Director: Luciano Emmer
In 1808, Spain was "peacefully" invaded by Napoleon's armies and received her first taste ai totalitarian government. The Spaniards rebelled and were plunged into a long, bloody, cruel war. Francisco de Goya, the great Spanish painter, recorded the transition from peace to rebellion in a series of lithographs, which are here reproduced to tell the struggles of Spain during the Napoleonic era.
The film illustrates the hardship, futility and utter catastrophe of war. War itself is the only conqueror, yet the artist has here wrung a victory for the spirit of man. We date our own public hatred of war from the First World War, yet here is a public cry a hundred years before this time.
The impression the film gives is of crowds and movement. This is gained by swift' cutting, dramatic cumulation of detail. and the insistent rhythm of Segovia's musical accompaniment.
"Sunday in August", which could be called an Italian equivalent of an early film of Carol Reed, "Bank Holiday", is useful for drawing a distinction between French and Italian cinema. The glory of the… More »
Emmer's film on Picasso is on a larger scale than his previous work, and the considerable running time enables him to analyse and discuss the work of this controversial artist in some detail. The com… More »
A filmic synthesis derived from the paintings of Hieronymus Bosch.
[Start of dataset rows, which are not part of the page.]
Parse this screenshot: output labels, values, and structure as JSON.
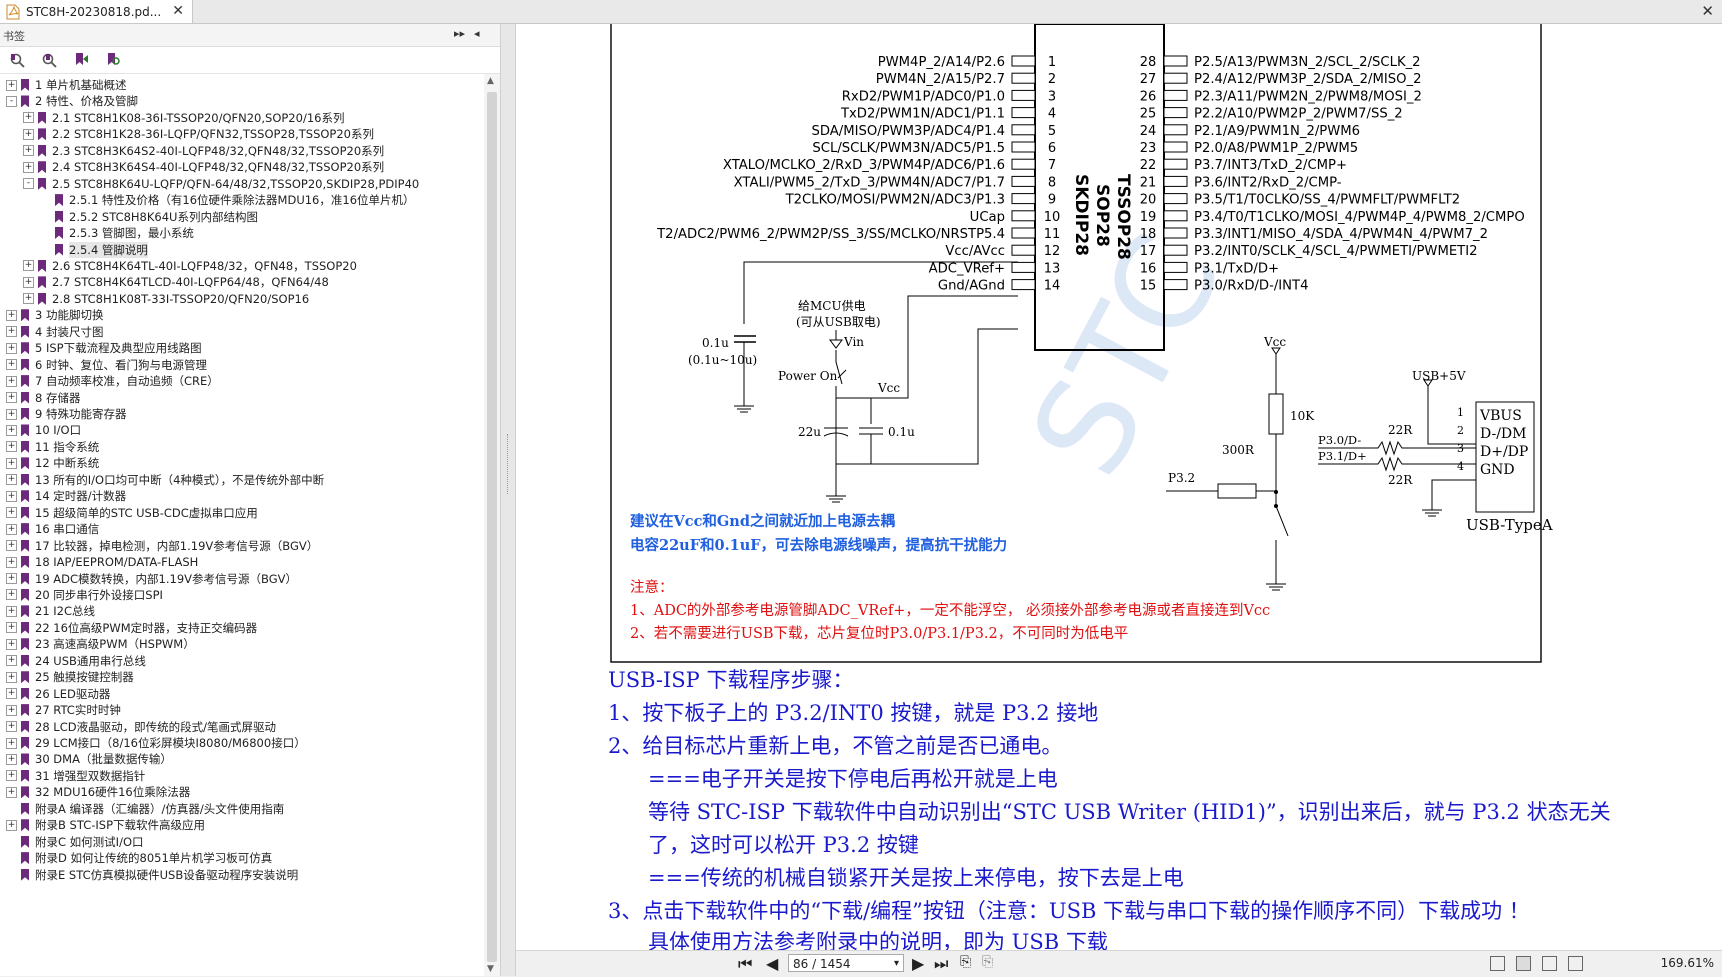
{
  "tab": {
    "title": "STC8H-20230818.pd..."
  },
  "sidebar": {
    "header": "书签",
    "items": [
      {
        "label": "1 单片机基础概述",
        "level": 0,
        "expander": "+"
      },
      {
        "label": "2  特性、价格及管脚",
        "level": 0,
        "expander": "-"
      },
      {
        "label": "2.1 STC8H1K08-36I-TSSOP20/QFN20,SOP20/16系列",
        "level": 1,
        "expander": "+"
      },
      {
        "label": "2.2  STC8H1K28-36I-LQFP/QFN32,TSSOP28,TSSOP20系列",
        "level": 1,
        "expander": "+"
      },
      {
        "label": "2.3  STC8H3K64S2-40I-LQFP48/32,QFN48/32,TSSOP20系列",
        "level": 1,
        "expander": "+"
      },
      {
        "label": "2.4  STC8H3K64S4-40I-LQFP48/32,QFN48/32,TSSOP20系列",
        "level": 1,
        "expander": "+"
      },
      {
        "label": "2.5  STC8H8K64U-LQFP/QFN-64/48/32,TSSOP20,SKDIP28,PDIP40",
        "level": 1,
        "expander": "-"
      },
      {
        "label": "2.5.1 特性及价格（有16位硬件乘除法器MDU16，准16位单片机）",
        "level": 2,
        "expander": ""
      },
      {
        "label": "2.5.2  STC8H8K64U系列内部结构图",
        "level": 2,
        "expander": ""
      },
      {
        "label": "2.5.3  管脚图，最小系统",
        "level": 2,
        "expander": ""
      },
      {
        "label": "2.5.4  管脚说明",
        "level": 2,
        "expander": "",
        "selected": true
      },
      {
        "label": "2.6  STC8H4K64TL-40I-LQFP48/32，QFN48，TSSOP20",
        "level": 1,
        "expander": "+"
      },
      {
        "label": "2.7  STC8H4K64TLCD-40I-LQFP64/48，QFN64/48",
        "level": 1,
        "expander": "+"
      },
      {
        "label": "2.8  STC8H1K08T-33I-TSSOP20/QFN20/SOP16",
        "level": 1,
        "expander": "+"
      },
      {
        "label": "3  功能脚切换",
        "level": 0,
        "expander": "+"
      },
      {
        "label": "4  封装尺寸图",
        "level": 0,
        "expander": "+"
      },
      {
        "label": "5  ISP下载流程及典型应用线路图",
        "level": 0,
        "expander": "+"
      },
      {
        "label": "6  时钟、复位、看门狗与电源管理",
        "level": 0,
        "expander": "+"
      },
      {
        "label": "7  自动频率校准，自动追频（CRE）",
        "level": 0,
        "expander": "+"
      },
      {
        "label": "8  存储器",
        "level": 0,
        "expander": "+"
      },
      {
        "label": "9  特殊功能寄存器",
        "level": 0,
        "expander": "+"
      },
      {
        "label": "10  I/O口",
        "level": 0,
        "expander": "+"
      },
      {
        "label": "11  指令系统",
        "level": 0,
        "expander": "+"
      },
      {
        "label": "12  中断系统",
        "level": 0,
        "expander": "+"
      },
      {
        "label": "13  所有的I/O口均可中断（4种模式），不是传统外部中断",
        "level": 0,
        "expander": "+"
      },
      {
        "label": "14  定时器/计数器",
        "level": 0,
        "expander": "+"
      },
      {
        "label": "15  超级简单的STC USB-CDC虚拟串口应用",
        "level": 0,
        "expander": "+"
      },
      {
        "label": "16  串口通信",
        "level": 0,
        "expander": "+"
      },
      {
        "label": "17  比较器，掉电检测，内部1.19V参考信号源（BGV）",
        "level": 0,
        "expander": "+"
      },
      {
        "label": "18  IAP/EEPROM/DATA-FLASH",
        "level": 0,
        "expander": "+"
      },
      {
        "label": "19  ADC模数转换，内部1.19V参考信号源（BGV）",
        "level": 0,
        "expander": "+"
      },
      {
        "label": "20  同步串行外设接口SPI",
        "level": 0,
        "expander": "+"
      },
      {
        "label": "21  I2C总线",
        "level": 0,
        "expander": "+"
      },
      {
        "label": "22  16位高级PWM定时器，支持正交编码器",
        "level": 0,
        "expander": "+"
      },
      {
        "label": "23  高速高级PWM（HSPWM）",
        "level": 0,
        "expander": "+"
      },
      {
        "label": "24  USB通用串行总线",
        "level": 0,
        "expander": "+"
      },
      {
        "label": "25  触摸按键控制器",
        "level": 0,
        "expander": "+"
      },
      {
        "label": "26  LED驱动器",
        "level": 0,
        "expander": "+"
      },
      {
        "label": "27  RTC实时时钟",
        "level": 0,
        "expander": "+"
      },
      {
        "label": "28  LCD液晶驱动，即传统的段式/笔画式屏驱动",
        "level": 0,
        "expander": "+"
      },
      {
        "label": "29  LCM接口（8/16位彩屏模块I8080/M6800接口）",
        "level": 0,
        "expander": "+"
      },
      {
        "label": "30  DMA（批量数据传输）",
        "level": 0,
        "expander": "+"
      },
      {
        "label": "31  增强型双数据指针",
        "level": 0,
        "expander": "+"
      },
      {
        "label": "32  MDU16硬件16位乘除法器",
        "level": 0,
        "expander": "+"
      },
      {
        "label": "附录A  编译器（汇编器）/仿真器/头文件使用指南",
        "level": 0,
        "expander": ""
      },
      {
        "label": "附录B  STC-ISP下载软件高级应用",
        "level": 0,
        "expander": "+"
      },
      {
        "label": "附录C  如何测试I/O口",
        "level": 0,
        "expander": ""
      },
      {
        "label": "附录D  如何让传统的8051单片机学习板可仿真",
        "level": 0,
        "expander": ""
      },
      {
        "label": "附录E  STC仿真模拟硬件USB设备驱动程序安装说明",
        "level": 0,
        "expander": ""
      }
    ]
  },
  "chip": {
    "names": [
      "TSSOP28",
      "SOP28",
      "SKDIP28"
    ],
    "left_pins": [
      {
        "num": "1",
        "label": "PWM4P_2/A14/P2.6"
      },
      {
        "num": "2",
        "label": "PWM4N_2/A15/P2.7"
      },
      {
        "num": "3",
        "label": "RxD2/PWM1P/ADC0/P1.0"
      },
      {
        "num": "4",
        "label": "TxD2/PWM1N/ADC1/P1.1"
      },
      {
        "num": "5",
        "label": "SDA/MISO/PWM3P/ADC4/P1.4"
      },
      {
        "num": "6",
        "label": "SCL/SCLK/PWM3N/ADC5/P1.5"
      },
      {
        "num": "7",
        "label": "XTALO/MCLKO_2/RxD_3/PWM4P/ADC6/P1.6"
      },
      {
        "num": "8",
        "label": "XTALI/PWM5_2/TxD_3/PWM4N/ADC7/P1.7"
      },
      {
        "num": "9",
        "label": "T2CLKO/MOSI/PWM2N/ADC3/P1.3"
      },
      {
        "num": "10",
        "label": "UCap"
      },
      {
        "num": "11",
        "label": "T2/ADC2/PWM6_2/PWM2P/SS_3/SS/MCLKO/NRSTP5.4"
      },
      {
        "num": "12",
        "label": "Vcc/AVcc"
      },
      {
        "num": "13",
        "label": "ADC_VRef+"
      },
      {
        "num": "14",
        "label": "Gnd/AGnd"
      }
    ],
    "right_pins": [
      {
        "num": "28",
        "label": "P2.5/A13/PWM3N_2/SCL_2/SCLK_2"
      },
      {
        "num": "27",
        "label": "P2.4/A12/PWM3P_2/SDA_2/MISO_2"
      },
      {
        "num": "26",
        "label": "P2.3/A11/PWM2N_2/PWM8/MOSI_2"
      },
      {
        "num": "25",
        "label": "P2.2/A10/PWM2P_2/PWM7/SS_2"
      },
      {
        "num": "24",
        "label": "P2.1/A9/PWM1N_2/PWM6"
      },
      {
        "num": "23",
        "label": "P2.0/A8/PWM1P_2/PWM5"
      },
      {
        "num": "22",
        "label": "P3.7/INT3/TxD_2/CMP+"
      },
      {
        "num": "21",
        "label": "P3.6/INT2/RxD_2/CMP-"
      },
      {
        "num": "20",
        "label": "P3.5/T1/T0CLKO/SS_4/PWMFLT/PWMFLT2"
      },
      {
        "num": "19",
        "label": "P3.4/T0/T1CLKO/MOSI_4/PWM4P_4/PWM8_2/CMPO"
      },
      {
        "num": "18",
        "label": "P3.3/INT1/MISO_4/SDA_4/PWM4N_4/PWM7_2"
      },
      {
        "num": "17",
        "label": "P3.2/INT0/SCLK_4/SCL_4/PWMETI/PWMETI2"
      },
      {
        "num": "16",
        "label": "P3.1/TxD/D+"
      },
      {
        "num": "15",
        "label": "P3.0/RxD/D-/INT4"
      }
    ]
  },
  "schematic": {
    "ucap_cap_value": "0.1u",
    "ucap_cap_range": "(0.1u~10u)",
    "supply_note_line1": "给MCU供电",
    "supply_note_line2": "(可从USB取电)",
    "vin_label": "Vin",
    "power_on_label": "Power On",
    "vcc_label": "Vcc",
    "cap_22u": "22u",
    "cap_01u": "0.1u",
    "decouple_note_1": "建议在Vcc和Gnd之间就近加上电源去耦",
    "decouple_note_2": "电容22uF和0.1uF，可去除电源线噪声，提高抗干扰能力",
    "notice_title": "注意：",
    "notice_1": "1、ADC的外部参考电源管脚ADC_VRef+，一定不能浮空，  必须接外部参考电源或者直接连到Vcc",
    "notice_2": "2、若不需要进行USB下载，芯片复位时P3.0/P3.1/P3.2，不可同时为低电平",
    "btn_vcc_label": "Vcc",
    "r10k": "10K",
    "r300": "300R",
    "p32_label": "P3.2",
    "usb5v": "USB+5V",
    "p30_label": "P3.0/D-",
    "p31_label": "P3.1/D+",
    "r22_top": "22R",
    "r22_bot": "22R",
    "usb_pins": [
      {
        "num": "1",
        "name": "VBUS"
      },
      {
        "num": "2",
        "name": "D-/DM"
      },
      {
        "num": "3",
        "name": "D+/DP"
      },
      {
        "num": "4",
        "name": "GND"
      }
    ],
    "usb_conn_label": "USB-TypeA"
  },
  "steps": {
    "title": "USB-ISP 下载程序步骤：",
    "s1": "1、按下板子上的 P3.2/INT0 按键，就是 P3.2 接地",
    "s2": "2、给目标芯片重新上电，不管之前是否已通电。",
    "s2a": "===电子开关是按下停电后再松开就是上电",
    "s2b": "等待 STC-ISP 下载软件中自动识别出“STC USB Writer (HID1)”，识别出来后，就与 P3.2 状态无关",
    "s2c": "了，这时可以松开 P3.2 按键",
    "s2d": "===传统的机械自锁紧开关是按上来停电，按下去是上电",
    "s3": "3、点击下载软件中的“下载/编程”按钮（注意：USB 下载与串口下载的操作顺序不同）下载成功 ！",
    "s4": "具体使用方法参考附录中的说明，即为 USB 下载"
  },
  "navbar": {
    "page": "86 / 1454",
    "zoom": "169.61%"
  },
  "colors": {
    "bookmark": "#6b2a7a",
    "blue_text": "#1a1acc",
    "red_text": "#e01010",
    "note_blue": "#1f5fe0"
  }
}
An ingenious and disquieting production which traces the impact of sin from its first appearance in the Garden of Eden. ... More »